The National Treasury Management Agency today raised €3.75 billion through the sale of a new benchmark 10 year bond maturing in March 2024 at a yield of 3.54%.
Investors bid over €14 billion for the new 10-year bond, much more than expected.
The NTMA said its order book included interest from over 400 fund managers, pension funds, insurance companies, banks and other investors, including some from the Middle East and Asia.
“The size of the final order book and the spread of investor interest across the globe demonstrate the appetite for Irish sovereign debt and Ireland’s ability to fund its needs in the private debt markets,” the agency said in a statement.
It said that despite the large order book, it had restricted the size of today’s deal to €3.75 billion in order to accommodate bond auctions in its funding programme for the remainder of the year.
“It is clear from the very significant demand we saw today that international and domestic investors recognise the enormous progress Ireland has made. Today’s transaction is a real success that cements Ireland’s return to the international debt markets and provides a strong platform for bond auctions in 2014”, commented the NTMA’s chief executive John Corrigan.
In reaction to today’s auction, Irish bond yields fell to eight-year lows. Analysts said the deal was final confirmation that investors trusted Ireland to recover unaided from its property market crash, having just come through an €85 billion EU/IMF bailout programme undertaken in 2010.
Irish 10-year bond yields fell by nine 9 basis points to 3.27%, their lowest in eight years, according to Reuters historical data. They had peaked at over 15% in 2011.
Some analysts said the deal offered proof of increased market access and should be supportive for Ireland’s credit ratings. Moody’s, the only big agency to rate Ireland below investment grade, is due to review its ratings on January 17.
Today’s sale was Dublin’s first bond issue since March 2013, when it sold €5 billion in a 10-year transaction.

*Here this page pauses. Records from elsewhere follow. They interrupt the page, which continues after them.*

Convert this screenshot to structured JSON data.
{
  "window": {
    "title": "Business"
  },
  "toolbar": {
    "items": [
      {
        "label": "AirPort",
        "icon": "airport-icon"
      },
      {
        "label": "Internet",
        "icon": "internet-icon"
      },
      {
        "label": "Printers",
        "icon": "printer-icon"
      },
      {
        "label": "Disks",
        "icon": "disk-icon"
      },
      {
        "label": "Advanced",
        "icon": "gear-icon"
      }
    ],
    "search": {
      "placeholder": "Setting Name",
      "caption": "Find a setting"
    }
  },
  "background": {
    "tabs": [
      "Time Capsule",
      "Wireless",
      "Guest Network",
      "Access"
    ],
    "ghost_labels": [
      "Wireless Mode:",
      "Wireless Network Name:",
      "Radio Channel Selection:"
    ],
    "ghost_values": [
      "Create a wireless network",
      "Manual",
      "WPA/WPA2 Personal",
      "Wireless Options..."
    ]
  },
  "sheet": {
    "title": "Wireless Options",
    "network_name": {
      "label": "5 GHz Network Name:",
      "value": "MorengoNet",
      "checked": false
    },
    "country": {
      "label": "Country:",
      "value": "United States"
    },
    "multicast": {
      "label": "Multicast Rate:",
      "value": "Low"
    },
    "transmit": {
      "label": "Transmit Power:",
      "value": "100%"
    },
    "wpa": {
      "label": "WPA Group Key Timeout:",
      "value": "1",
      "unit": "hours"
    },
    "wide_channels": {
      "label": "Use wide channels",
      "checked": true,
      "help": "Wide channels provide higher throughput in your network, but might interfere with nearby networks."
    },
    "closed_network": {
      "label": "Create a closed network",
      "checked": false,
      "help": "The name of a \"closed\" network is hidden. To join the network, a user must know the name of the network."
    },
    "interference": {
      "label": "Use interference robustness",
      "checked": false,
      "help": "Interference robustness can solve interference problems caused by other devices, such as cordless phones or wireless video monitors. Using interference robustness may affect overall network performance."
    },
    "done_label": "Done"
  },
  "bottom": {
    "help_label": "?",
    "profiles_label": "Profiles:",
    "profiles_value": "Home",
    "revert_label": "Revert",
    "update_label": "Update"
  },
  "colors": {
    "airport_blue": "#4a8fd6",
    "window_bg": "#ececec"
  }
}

It is being seen as a bellwether both for investor confidence in Ireland’s ability to go it alone after it successfully exited its bailout in December, and market appetite for the debt of other countries in Europe’s periphery.
The country is already funded into 2015. But the NTMA had wanted to resume regular bond auctions to demonstrate the country had returned to “business as usual” and to insure itself against possible future market turbulence.
Analysts said evidence that a euro zone country was able to successfully exit its bailout could increase confidence that Portugal could follow in Ireland’s footsteps when its aid deal comes to an end later in 2014.
Portuguese bonds have outperformed other euro zone debt this year, with 10-year yields falling around half a point to 5.53% since the end of 2013 as an improving global growth outlook increased appetite for riskier assets.